Doug Houston fondly remembers the makeshift urban planning studio that he frequented as a University of Illinois student in the late 1960s. It was fashioned out of a fallout shelter in the basement of Bevier Hall. Among the drafting tables, t-squares, and chalkboards, he recalls civil defense barrels stocked with Spam and other canned goods. It’s fitting that when Doug and his wife Laura, also an Illinois alum, recently worked with University of Illinois Advancement to establish a new fund, they decided to call it the Basement Studio Fund for Professional Development.
Doug is enthusiastic about the importance of offering opportunities for students to connect with professionals in the industry through conferences, internships, and other professional development experiences. Thanks to the late Professor Lachlan Blair, Doug was fortunate to get a job as a planning aide with the recently formed Champaign County Regional Planning Commission (RPC) in 1967. He worked part-time during the school year and full-time over the summer and other breaks while pursuing his Bachelor’s in Urban and Regional Planning at Illinois. Doug graduated in 1970 with a plethora of professional experience that would launch his life-long career in planning and public finance.

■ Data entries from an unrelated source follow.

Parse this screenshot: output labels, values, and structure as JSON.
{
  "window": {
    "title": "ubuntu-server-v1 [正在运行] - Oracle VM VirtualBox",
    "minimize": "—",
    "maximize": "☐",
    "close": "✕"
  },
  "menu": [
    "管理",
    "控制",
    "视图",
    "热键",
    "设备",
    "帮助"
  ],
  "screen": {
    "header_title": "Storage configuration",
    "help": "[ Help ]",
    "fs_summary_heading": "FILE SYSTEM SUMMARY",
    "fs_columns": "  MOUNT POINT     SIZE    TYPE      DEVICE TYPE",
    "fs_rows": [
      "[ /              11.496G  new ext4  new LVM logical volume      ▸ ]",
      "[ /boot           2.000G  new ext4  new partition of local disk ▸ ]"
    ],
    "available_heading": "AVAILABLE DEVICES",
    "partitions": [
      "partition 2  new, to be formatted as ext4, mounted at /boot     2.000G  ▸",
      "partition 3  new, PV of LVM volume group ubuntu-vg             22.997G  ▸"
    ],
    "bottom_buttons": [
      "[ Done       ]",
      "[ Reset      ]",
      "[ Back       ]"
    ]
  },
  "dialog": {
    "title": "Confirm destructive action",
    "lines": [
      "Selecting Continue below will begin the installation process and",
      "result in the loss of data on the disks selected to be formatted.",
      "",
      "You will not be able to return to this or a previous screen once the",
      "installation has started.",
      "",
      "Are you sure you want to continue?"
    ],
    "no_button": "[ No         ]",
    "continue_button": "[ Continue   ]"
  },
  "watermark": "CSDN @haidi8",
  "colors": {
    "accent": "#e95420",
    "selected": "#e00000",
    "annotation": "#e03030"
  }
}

During his time at Illinois, Doug was heavily involved with the student and faculty appointed University Concert and Entertainment Board (UCEB) and the student-run Star Course organization. Up until Assembly Hall and Krannert Center took over most of these functions in the 1970s, Star Course and the UCEB were charged with contracting, promoting and staging live concerts on campus for fellow UIUC students and the community. Students participated in all aspects of event planning including artist selection and booking. In 1969, Doug was involved in booking B.B. King for a November 15 concert at Assembly Hall, but he didn’t realize it would end up being a package deal. As he remembers it, soon after Star Course had secured King, Assembly Hall received a concert offer from the Rolling Stones for that same day. Everyone’s first instinct was to cancel with B.B. King, but Doug and his fellow Star Course members had another idea: What if B.B. King opened for the Rolling Stones? The Stones and Assembly Hall readily agreed to the unusual setup and B.B. King opened for the Rolling Stones on Nov. 15, 1969 in two back-to-back shows at Assembly Hall.
Doug still has programs from nearly 80 concerts he attended or helped book while he was with Star Course & UCEB including the New York Philharmonic, the Julliard String Quartet, and Peter, Paul and Mary.
In 1970, the possibility of being drafted for the Vietnam War was still very much at the forefront of many young men’s minds. Doug, having a deferment from the draft while attending college, was now among those young men. After graduation, Doug went to work for the City of Rock Island, IL as a development planner, knowing that if he was drafted, he was still close to home for induction. Fortunately, he was not drafted and was soon promoted to redevelopment director. The hands-on experience he obtained as a student proved to be invaluable as a professional. Doug stayed with Rock Island for 10 years, becoming its community development director. Doug recalled his time with Rock Island, “Building neighborhoods, building communities, and doing things that to this day I view as the most productive work I’ve ever done. It was hard to leave.”
Drawing upon his Rock Island experiences and connections from his time at the University of Illinois, Doug was able to secure a job directing a 4-year redevelopment project in Boulder, CO. When the project wrapped up, Doug did some consulting work around Colorado and advised on several projects. He was particularly proud of his work on the initial planning for the Central Platte Valley project in downtown Denver. Led by Bill Lamont, University of Illinois alumnus and Denver planning director, Central Platte Valley is one of the largest redevelopment projects in Colorado history.
Doug’s diverse experience accumulated since graduation played a key role in landing his next job, this time in public finance with Denver’s Kirchner Moore & Company – later acquired by George K. Baum & Company – an investment banking firm he stayed with for 27 years helping finance public projects throughout the West until he retired in 2012 as an Executive Vice President. It was a small company compared to some of the larger firms from New York they were often competing against, but their focus on relationship building and community often put them at an advantage on many projects.
When asked how professional planning has changed since he started his first planning job in 1967, Doug acknowledged how issues of equity, social justice, and climate change have become important aspects of urban and regional planning. He emphasized that experiences like internships that expose students to what’s going on in a community are one of the best ways to prepare planners to be leaders in their field. As it grows, the Basement Studio Fund for Professional Development will help support travel and living expenses of individual students to participate in public internships, job interviews, and student personal study and travel related to careers in planning. Reflecting on his gift, Doug shared, “People at the University of Illinois were helpful to me all my life. I wanted to help others too.”
The success of the Department of Urban and Regional Planning at Illinois is a direct result of the generosity and support of our friends and alumni. If you’d like to learn more about how you can support the new Basement Studio Fund for Professional Development or other giving initiatives related to Planning at Illinois, please contact Joshua Hall, associate director of advancement.